» **Exercise**:
The records that follow are to be given again exactly. Do not carry over any image.

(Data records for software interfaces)
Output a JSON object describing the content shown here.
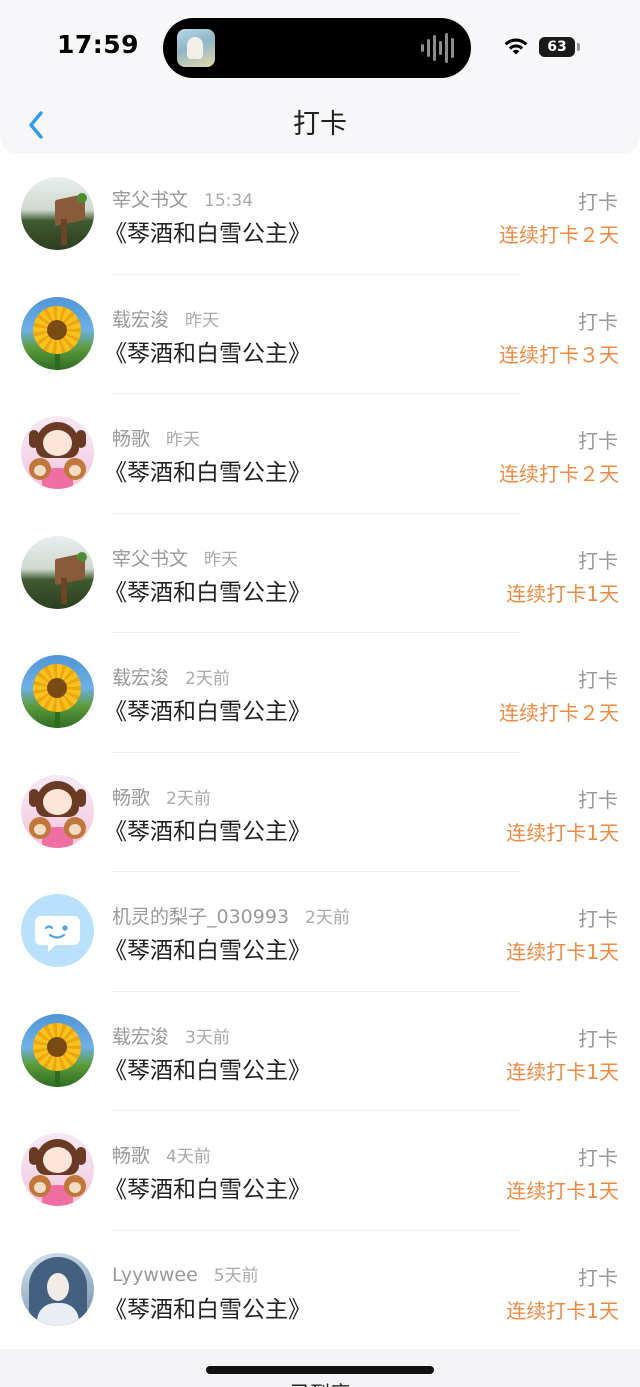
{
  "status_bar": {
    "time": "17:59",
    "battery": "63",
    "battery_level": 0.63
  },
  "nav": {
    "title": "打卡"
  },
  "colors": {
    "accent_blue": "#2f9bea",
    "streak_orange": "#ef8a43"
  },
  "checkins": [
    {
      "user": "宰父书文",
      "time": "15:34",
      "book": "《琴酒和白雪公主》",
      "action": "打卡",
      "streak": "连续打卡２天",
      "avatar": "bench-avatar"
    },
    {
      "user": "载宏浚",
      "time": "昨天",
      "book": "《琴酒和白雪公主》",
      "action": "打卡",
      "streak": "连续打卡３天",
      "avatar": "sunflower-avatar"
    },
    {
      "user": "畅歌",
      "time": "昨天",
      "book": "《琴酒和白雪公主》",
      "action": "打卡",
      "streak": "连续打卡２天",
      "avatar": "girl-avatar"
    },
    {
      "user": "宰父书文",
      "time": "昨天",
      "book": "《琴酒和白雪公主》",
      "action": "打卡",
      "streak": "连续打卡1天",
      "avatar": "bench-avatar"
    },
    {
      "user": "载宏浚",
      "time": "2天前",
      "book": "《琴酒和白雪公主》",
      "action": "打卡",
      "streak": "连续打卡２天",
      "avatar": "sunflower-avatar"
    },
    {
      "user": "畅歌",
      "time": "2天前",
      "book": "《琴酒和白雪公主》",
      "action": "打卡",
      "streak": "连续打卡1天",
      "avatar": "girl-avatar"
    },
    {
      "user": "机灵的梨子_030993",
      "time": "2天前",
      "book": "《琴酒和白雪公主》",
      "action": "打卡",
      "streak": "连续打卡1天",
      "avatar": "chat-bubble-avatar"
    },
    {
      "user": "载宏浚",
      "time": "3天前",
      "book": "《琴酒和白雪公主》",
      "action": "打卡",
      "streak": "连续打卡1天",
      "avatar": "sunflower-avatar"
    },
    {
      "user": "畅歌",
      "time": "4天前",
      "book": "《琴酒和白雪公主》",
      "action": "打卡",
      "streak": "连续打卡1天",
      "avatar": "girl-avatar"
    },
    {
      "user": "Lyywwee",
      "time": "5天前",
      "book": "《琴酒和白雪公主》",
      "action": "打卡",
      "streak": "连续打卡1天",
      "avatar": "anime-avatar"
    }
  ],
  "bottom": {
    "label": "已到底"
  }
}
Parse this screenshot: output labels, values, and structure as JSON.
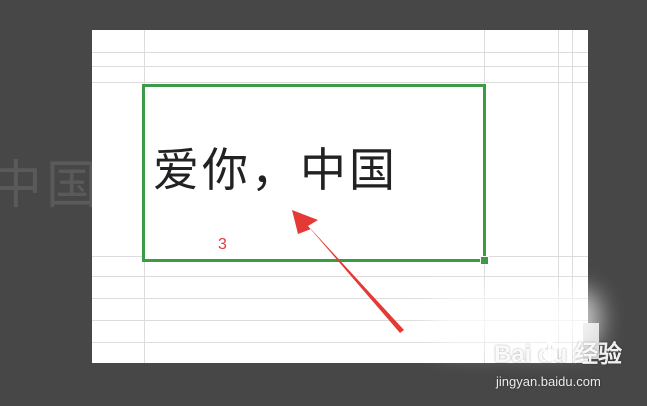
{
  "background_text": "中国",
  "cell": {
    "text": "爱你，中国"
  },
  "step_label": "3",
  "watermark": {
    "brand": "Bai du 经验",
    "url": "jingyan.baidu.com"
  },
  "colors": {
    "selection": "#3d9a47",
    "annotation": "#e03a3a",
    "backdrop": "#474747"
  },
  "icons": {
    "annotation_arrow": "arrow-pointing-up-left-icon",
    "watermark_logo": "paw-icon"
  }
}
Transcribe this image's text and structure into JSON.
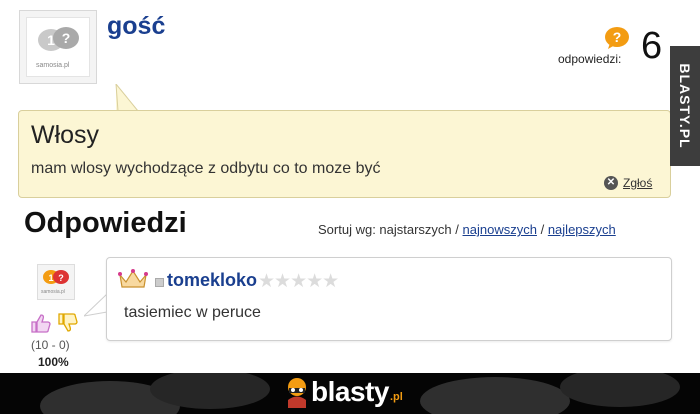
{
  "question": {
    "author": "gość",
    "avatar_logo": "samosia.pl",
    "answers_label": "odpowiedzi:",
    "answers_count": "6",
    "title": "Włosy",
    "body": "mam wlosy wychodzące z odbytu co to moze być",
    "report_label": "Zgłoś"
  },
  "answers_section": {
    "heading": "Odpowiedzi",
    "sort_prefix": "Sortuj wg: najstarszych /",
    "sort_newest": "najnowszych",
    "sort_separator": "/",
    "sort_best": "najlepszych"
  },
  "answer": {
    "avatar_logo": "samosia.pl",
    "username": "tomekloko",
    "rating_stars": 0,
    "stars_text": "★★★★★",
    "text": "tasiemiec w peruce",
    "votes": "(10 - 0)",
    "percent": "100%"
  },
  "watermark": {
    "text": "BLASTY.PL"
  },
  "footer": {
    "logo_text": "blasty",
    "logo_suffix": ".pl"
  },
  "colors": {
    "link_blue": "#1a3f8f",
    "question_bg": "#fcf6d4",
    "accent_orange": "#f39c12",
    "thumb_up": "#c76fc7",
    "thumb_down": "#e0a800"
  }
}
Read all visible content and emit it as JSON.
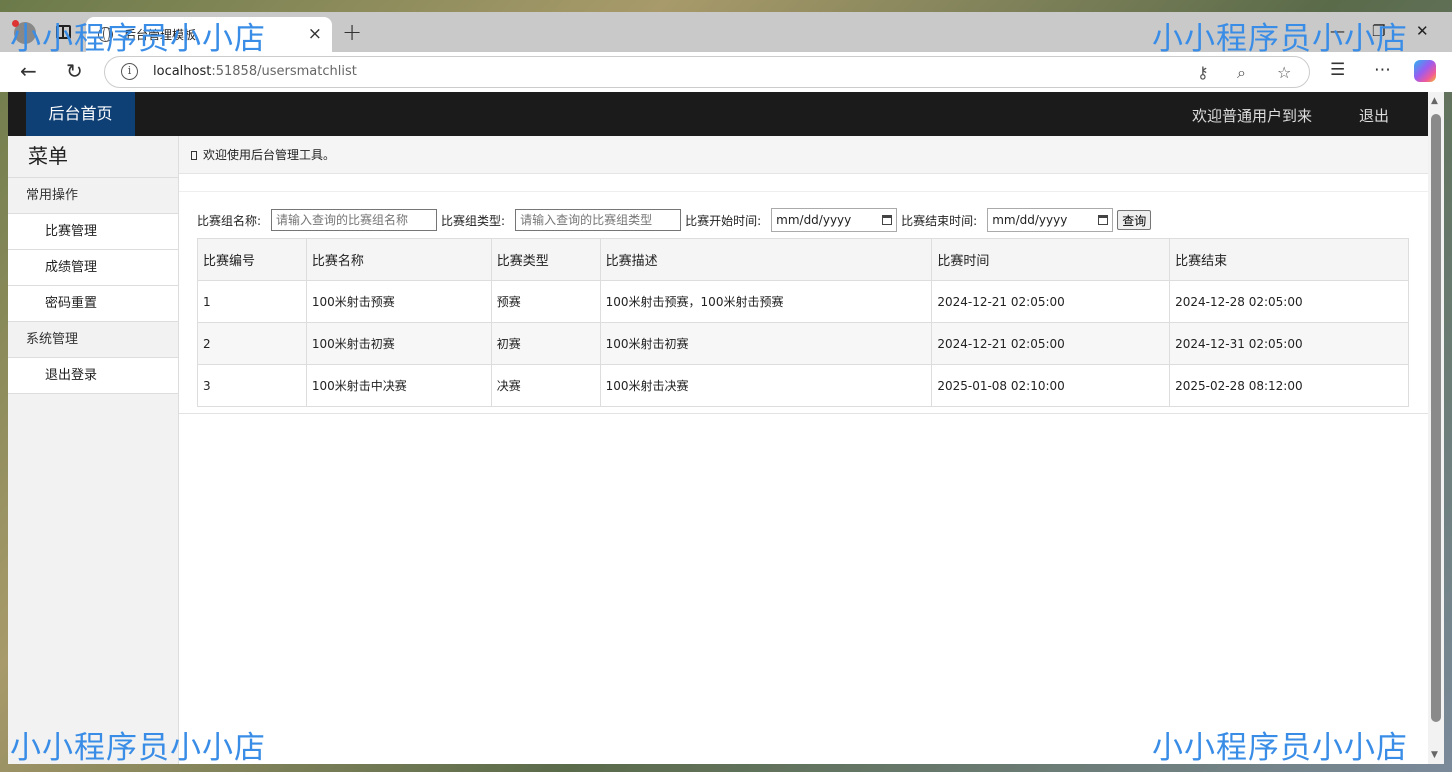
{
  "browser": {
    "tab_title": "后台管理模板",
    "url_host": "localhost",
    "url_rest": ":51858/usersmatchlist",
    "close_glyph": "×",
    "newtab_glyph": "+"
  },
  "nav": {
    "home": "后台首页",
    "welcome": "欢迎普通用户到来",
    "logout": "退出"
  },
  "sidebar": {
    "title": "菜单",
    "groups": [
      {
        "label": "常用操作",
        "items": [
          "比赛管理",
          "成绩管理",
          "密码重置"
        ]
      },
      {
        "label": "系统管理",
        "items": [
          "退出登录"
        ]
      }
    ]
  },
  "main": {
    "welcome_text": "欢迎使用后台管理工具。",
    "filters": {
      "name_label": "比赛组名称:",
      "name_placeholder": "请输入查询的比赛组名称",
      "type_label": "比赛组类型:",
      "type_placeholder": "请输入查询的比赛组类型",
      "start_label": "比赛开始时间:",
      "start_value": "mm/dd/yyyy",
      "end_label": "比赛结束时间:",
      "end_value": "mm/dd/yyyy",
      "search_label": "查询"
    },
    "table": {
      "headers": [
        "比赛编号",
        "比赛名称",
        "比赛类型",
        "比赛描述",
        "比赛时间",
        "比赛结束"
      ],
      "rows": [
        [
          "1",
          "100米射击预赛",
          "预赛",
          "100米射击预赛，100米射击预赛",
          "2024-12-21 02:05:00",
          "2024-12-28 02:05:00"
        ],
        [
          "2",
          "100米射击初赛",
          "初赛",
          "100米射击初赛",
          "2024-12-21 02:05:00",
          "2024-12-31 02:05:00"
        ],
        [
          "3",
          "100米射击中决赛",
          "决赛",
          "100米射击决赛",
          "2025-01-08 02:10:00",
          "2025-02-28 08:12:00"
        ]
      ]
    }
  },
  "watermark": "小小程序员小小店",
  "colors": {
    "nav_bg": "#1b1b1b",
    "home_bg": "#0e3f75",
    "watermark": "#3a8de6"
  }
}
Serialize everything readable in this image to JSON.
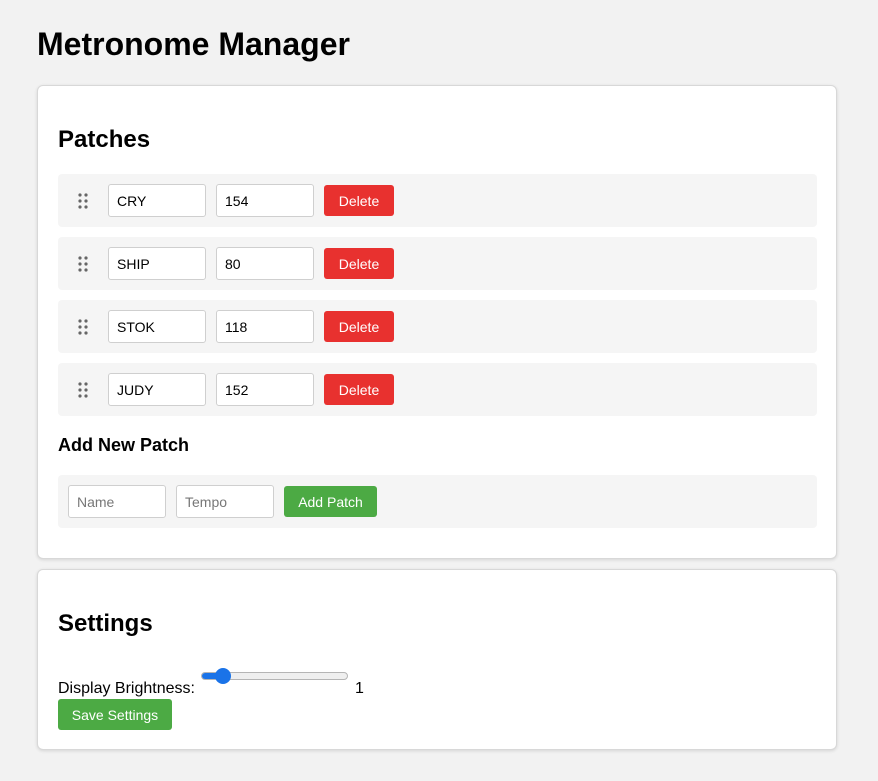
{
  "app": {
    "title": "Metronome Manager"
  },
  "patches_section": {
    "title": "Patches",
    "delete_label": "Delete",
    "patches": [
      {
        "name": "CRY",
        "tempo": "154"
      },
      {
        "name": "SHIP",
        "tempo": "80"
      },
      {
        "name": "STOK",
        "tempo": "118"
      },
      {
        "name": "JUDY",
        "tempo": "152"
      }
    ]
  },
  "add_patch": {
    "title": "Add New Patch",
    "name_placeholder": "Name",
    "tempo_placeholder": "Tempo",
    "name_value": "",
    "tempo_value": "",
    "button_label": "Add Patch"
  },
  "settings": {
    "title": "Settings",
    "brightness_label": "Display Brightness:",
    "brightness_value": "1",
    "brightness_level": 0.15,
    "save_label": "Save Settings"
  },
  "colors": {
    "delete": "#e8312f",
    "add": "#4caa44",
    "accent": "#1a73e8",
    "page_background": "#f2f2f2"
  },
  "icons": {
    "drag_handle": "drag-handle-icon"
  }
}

» **Solved problem**:
Output a JSON object describing the content shown here.
{
  "status_bar": {
    "time": "17:59",
    "battery": "63",
    "battery_level": 0.63
  },
  "nav": {
    "title": "打卡"
  },
  "colors": {
    "accent_blue": "#2f9bea",
    "streak_orange": "#ef8a43"
  },
  "checkins": [
    {
      "user": "宰父书文",
      "time": "15:34",
      "book": "《琴酒和白雪公主》",
      "action": "打卡",
      "streak": "连续打卡２天",
      "avatar": "bench-avatar"
    },
    {
      "user": "载宏浚",
      "time": "昨天",
      "book": "《琴酒和白雪公主》",
      "action": "打卡",
      "streak": "连续打卡３天",
      "avatar": "sunflower-avatar"
    },
    {
      "user": "畅歌",
      "time": "昨天",
      "book": "《琴酒和白雪公主》",
      "action": "打卡",
      "streak": "连续打卡２天",
      "avatar": "girl-avatar"
    },
    {
      "user": "宰父书文",
      "time": "昨天",
      "book": "《琴酒和白雪公主》",
      "action": "打卡",
      "streak": "连续打卡1天",
      "avatar": "bench-avatar"
    },
    {
      "user": "载宏浚",
      "time": "2天前",
      "book": "《琴酒和白雪公主》",
      "action": "打卡",
      "streak": "连续打卡２天",
      "avatar": "sunflower-avatar"
    },
    {
      "user": "畅歌",
      "time": "2天前",
      "book": "《琴酒和白雪公主》",
      "action": "打卡",
      "streak": "连续打卡1天",
      "avatar": "girl-avatar"
    },
    {
      "user": "机灵的梨子_030993",
      "time": "2天前",
      "book": "《琴酒和白雪公主》",
      "action": "打卡",
      "streak": "连续打卡1天",
      "avatar": "chat-bubble-avatar"
    },
    {
      "user": "载宏浚",
      "time": "3天前",
      "book": "《琴酒和白雪公主》",
      "action": "打卡",
      "streak": "连续打卡1天",
      "avatar": "sunflower-avatar"
    },
    {
      "user": "畅歌",
      "time": "4天前",
      "book": "《琴酒和白雪公主》",
      "action": "打卡",
      "streak": "连续打卡1天",
      "avatar": "girl-avatar"
    },
    {
      "user": "Lyywwee",
      "time": "5天前",
      "book": "《琴酒和白雪公主》",
      "action": "打卡",
      "streak": "连续打卡1天",
      "avatar": "anime-avatar"
    }
  ],
  "bottom": {
    "label": "已到底"
  }
}
Parse this screenshot: output labels, values, and structure as JSON.
{
  "background_text": "中国",
  "cell": {
    "text": "爱你，中国"
  },
  "step_label": "3",
  "watermark": {
    "brand": "Bai du 经验",
    "url": "jingyan.baidu.com"
  },
  "colors": {
    "selection": "#3d9a47",
    "annotation": "#e03a3a",
    "backdrop": "#474747"
  },
  "icons": {
    "annotation_arrow": "arrow-pointing-up-left-icon",
    "watermark_logo": "paw-icon"
  }
}
Transcribe this image's text and structure into JSON.
{
  "question": {
    "author": "gość",
    "avatar_logo": "samosia.pl",
    "answers_label": "odpowiedzi:",
    "answers_count": "6",
    "title": "Włosy",
    "body": "mam wlosy wychodzące z odbytu co to moze być",
    "report_label": "Zgłoś"
  },
  "answers_section": {
    "heading": "Odpowiedzi",
    "sort_prefix": "Sortuj wg: najstarszych /",
    "sort_newest": "najnowszych",
    "sort_separator": "/",
    "sort_best": "najlepszych"
  },
  "answer": {
    "avatar_logo": "samosia.pl",
    "username": "tomekloko",
    "rating_stars": 0,
    "stars_text": "★★★★★",
    "text": "tasiemiec w peruce",
    "votes": "(10 - 0)",
    "percent": "100%"
  },
  "watermark": {
    "text": "BLASTY.PL"
  },
  "footer": {
    "logo_text": "blasty",
    "logo_suffix": ".pl"
  },
  "colors": {
    "link_blue": "#1a3f8f",
    "question_bg": "#fcf6d4",
    "accent_orange": "#f39c12",
    "thumb_up": "#c76fc7",
    "thumb_down": "#e0a800"
  }
}
Read all visible content and emit it as JSON.
{
  "browser": {
    "tab_title": "后台管理模板",
    "url_host": "localhost",
    "url_rest": ":51858/usersmatchlist",
    "close_glyph": "×",
    "newtab_glyph": "+"
  },
  "nav": {
    "home": "后台首页",
    "welcome": "欢迎普通用户到来",
    "logout": "退出"
  },
  "sidebar": {
    "title": "菜单",
    "groups": [
      {
        "label": "常用操作",
        "items": [
          "比赛管理",
          "成绩管理",
          "密码重置"
        ]
      },
      {
        "label": "系统管理",
        "items": [
          "退出登录"
        ]
      }
    ]
  },
  "main": {
    "welcome_text": "欢迎使用后台管理工具。",
    "filters": {
      "name_label": "比赛组名称:",
      "name_placeholder": "请输入查询的比赛组名称",
      "type_label": "比赛组类型:",
      "type_placeholder": "请输入查询的比赛组类型",
      "start_label": "比赛开始时间:",
      "start_value": "mm/dd/yyyy",
      "end_label": "比赛结束时间:",
      "end_value": "mm/dd/yyyy",
      "search_label": "查询"
    },
    "table": {
      "headers": [
        "比赛编号",
        "比赛名称",
        "比赛类型",
        "比赛描述",
        "比赛时间",
        "比赛结束"
      ],
      "rows": [
        [
          "1",
          "100米射击预赛",
          "预赛",
          "100米射击预赛，100米射击预赛",
          "2024-12-21 02:05:00",
          "2024-12-28 02:05:00"
        ],
        [
          "2",
          "100米射击初赛",
          "初赛",
          "100米射击初赛",
          "2024-12-21 02:05:00",
          "2024-12-31 02:05:00"
        ],
        [
          "3",
          "100米射击中决赛",
          "决赛",
          "100米射击决赛",
          "2025-01-08 02:10:00",
          "2025-02-28 08:12:00"
        ]
      ]
    }
  },
  "watermark": "小小程序员小小店",
  "colors": {
    "nav_bg": "#1b1b1b",
    "home_bg": "#0e3f75",
    "watermark": "#3a8de6"
  }
}
Serialize everything readable in this image to JSON.
{
  "app": {
    "title": "Metronome Manager"
  },
  "patches_section": {
    "title": "Patches",
    "delete_label": "Delete",
    "patches": [
      {
        "name": "CRY",
        "tempo": "154"
      },
      {
        "name": "SHIP",
        "tempo": "80"
      },
      {
        "name": "STOK",
        "tempo": "118"
      },
      {
        "name": "JUDY",
        "tempo": "152"
      }
    ]
  },
  "add_patch": {
    "title": "Add New Patch",
    "name_placeholder": "Name",
    "tempo_placeholder": "Tempo",
    "name_value": "",
    "tempo_value": "",
    "button_label": "Add Patch"
  },
  "settings": {
    "title": "Settings",
    "brightness_label": "Display Brightness:",
    "brightness_value": "1",
    "brightness_level": 0.15,
    "save_label": "Save Settings"
  },
  "colors": {
    "delete": "#e8312f",
    "add": "#4caa44",
    "accent": "#1a73e8",
    "page_background": "#f2f2f2"
  },
  "icons": {
    "drag_handle": "drag-handle-icon"
  }
}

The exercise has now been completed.